### Your objective
If a line below includes the string "Minute", copy it.

### Input data
----------------------------------------
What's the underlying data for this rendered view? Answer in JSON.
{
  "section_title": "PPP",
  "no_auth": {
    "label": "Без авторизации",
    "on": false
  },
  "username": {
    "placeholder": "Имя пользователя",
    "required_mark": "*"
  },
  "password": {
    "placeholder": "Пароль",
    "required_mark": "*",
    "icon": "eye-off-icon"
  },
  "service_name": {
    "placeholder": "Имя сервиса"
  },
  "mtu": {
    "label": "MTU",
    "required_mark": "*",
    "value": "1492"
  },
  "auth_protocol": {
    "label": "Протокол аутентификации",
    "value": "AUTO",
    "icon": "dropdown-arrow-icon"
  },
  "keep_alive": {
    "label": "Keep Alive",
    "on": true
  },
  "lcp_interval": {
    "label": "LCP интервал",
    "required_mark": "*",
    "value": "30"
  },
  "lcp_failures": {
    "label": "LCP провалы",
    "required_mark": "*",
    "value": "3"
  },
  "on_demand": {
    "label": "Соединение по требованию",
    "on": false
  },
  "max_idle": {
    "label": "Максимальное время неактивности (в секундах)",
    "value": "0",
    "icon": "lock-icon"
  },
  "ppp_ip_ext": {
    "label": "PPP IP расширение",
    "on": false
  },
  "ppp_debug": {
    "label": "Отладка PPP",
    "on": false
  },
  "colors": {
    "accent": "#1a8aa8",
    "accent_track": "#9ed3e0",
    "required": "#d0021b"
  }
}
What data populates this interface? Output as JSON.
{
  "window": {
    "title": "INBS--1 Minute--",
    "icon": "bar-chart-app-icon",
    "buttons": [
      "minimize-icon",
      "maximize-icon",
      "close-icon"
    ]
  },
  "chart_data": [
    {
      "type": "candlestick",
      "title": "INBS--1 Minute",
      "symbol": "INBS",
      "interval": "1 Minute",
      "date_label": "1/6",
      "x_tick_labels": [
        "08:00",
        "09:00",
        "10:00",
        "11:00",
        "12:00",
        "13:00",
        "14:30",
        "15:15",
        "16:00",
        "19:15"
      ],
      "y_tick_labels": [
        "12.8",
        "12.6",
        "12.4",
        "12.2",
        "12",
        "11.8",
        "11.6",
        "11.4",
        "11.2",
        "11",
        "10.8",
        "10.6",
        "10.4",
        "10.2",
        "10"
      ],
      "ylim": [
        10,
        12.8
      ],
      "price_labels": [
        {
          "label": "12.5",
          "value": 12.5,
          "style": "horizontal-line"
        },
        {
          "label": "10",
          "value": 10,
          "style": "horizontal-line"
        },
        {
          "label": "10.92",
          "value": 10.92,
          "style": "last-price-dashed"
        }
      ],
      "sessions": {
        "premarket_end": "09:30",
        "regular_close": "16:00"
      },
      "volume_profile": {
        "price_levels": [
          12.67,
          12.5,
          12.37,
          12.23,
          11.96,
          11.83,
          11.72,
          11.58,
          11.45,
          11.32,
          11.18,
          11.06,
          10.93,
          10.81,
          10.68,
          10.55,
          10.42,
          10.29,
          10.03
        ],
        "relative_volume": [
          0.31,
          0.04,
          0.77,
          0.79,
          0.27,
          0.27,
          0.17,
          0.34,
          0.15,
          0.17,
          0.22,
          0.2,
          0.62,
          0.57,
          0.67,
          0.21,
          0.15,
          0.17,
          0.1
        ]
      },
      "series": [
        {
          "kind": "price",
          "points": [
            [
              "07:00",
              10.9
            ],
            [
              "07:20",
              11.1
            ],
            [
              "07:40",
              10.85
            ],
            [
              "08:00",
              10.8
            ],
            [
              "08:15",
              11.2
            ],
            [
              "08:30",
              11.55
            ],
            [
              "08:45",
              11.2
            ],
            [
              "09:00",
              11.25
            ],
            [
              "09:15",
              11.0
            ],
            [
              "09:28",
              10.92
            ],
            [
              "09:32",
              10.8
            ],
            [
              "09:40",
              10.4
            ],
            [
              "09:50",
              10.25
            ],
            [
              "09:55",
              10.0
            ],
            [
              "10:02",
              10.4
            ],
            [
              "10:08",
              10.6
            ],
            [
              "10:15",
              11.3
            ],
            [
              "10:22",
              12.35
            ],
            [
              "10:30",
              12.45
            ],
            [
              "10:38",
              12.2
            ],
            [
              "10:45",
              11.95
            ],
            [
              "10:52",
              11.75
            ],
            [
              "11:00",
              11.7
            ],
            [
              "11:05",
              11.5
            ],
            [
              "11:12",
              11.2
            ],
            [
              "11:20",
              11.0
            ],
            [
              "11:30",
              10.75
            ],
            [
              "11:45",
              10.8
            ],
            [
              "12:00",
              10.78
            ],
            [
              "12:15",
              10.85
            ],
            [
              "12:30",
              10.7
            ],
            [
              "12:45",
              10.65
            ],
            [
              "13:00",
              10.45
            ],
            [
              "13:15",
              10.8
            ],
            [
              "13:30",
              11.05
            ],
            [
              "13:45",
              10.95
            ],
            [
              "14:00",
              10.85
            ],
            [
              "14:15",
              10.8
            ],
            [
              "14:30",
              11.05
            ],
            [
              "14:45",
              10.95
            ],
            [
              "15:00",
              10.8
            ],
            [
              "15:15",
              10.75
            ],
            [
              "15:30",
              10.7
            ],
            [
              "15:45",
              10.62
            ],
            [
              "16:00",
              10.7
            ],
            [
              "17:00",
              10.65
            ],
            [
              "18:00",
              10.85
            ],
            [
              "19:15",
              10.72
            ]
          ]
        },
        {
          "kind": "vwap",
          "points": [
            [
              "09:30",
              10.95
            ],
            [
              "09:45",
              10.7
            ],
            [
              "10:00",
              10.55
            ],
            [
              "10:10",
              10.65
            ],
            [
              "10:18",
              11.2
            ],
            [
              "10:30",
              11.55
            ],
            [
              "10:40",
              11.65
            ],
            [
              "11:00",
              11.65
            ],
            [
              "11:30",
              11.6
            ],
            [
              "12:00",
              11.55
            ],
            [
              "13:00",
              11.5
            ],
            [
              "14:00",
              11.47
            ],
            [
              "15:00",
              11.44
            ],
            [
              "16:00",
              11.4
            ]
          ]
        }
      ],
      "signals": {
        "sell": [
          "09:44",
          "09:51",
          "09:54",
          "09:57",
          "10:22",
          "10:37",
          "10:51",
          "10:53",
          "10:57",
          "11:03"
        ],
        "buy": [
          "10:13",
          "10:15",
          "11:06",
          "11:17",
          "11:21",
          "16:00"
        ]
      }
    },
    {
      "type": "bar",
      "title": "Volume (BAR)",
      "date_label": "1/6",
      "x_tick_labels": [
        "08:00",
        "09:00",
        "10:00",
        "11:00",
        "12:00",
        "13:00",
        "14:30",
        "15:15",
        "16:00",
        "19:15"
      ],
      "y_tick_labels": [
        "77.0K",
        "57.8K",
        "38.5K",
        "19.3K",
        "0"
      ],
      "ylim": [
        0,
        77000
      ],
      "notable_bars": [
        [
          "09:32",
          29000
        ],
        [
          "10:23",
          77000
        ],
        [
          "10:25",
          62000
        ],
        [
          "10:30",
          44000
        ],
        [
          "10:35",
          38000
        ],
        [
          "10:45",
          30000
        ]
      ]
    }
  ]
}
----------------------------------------
### Answer area
    "title": "INBS--1 Minute--",
      "title": "INBS--1 Minute",
      "interval": "1 Minute",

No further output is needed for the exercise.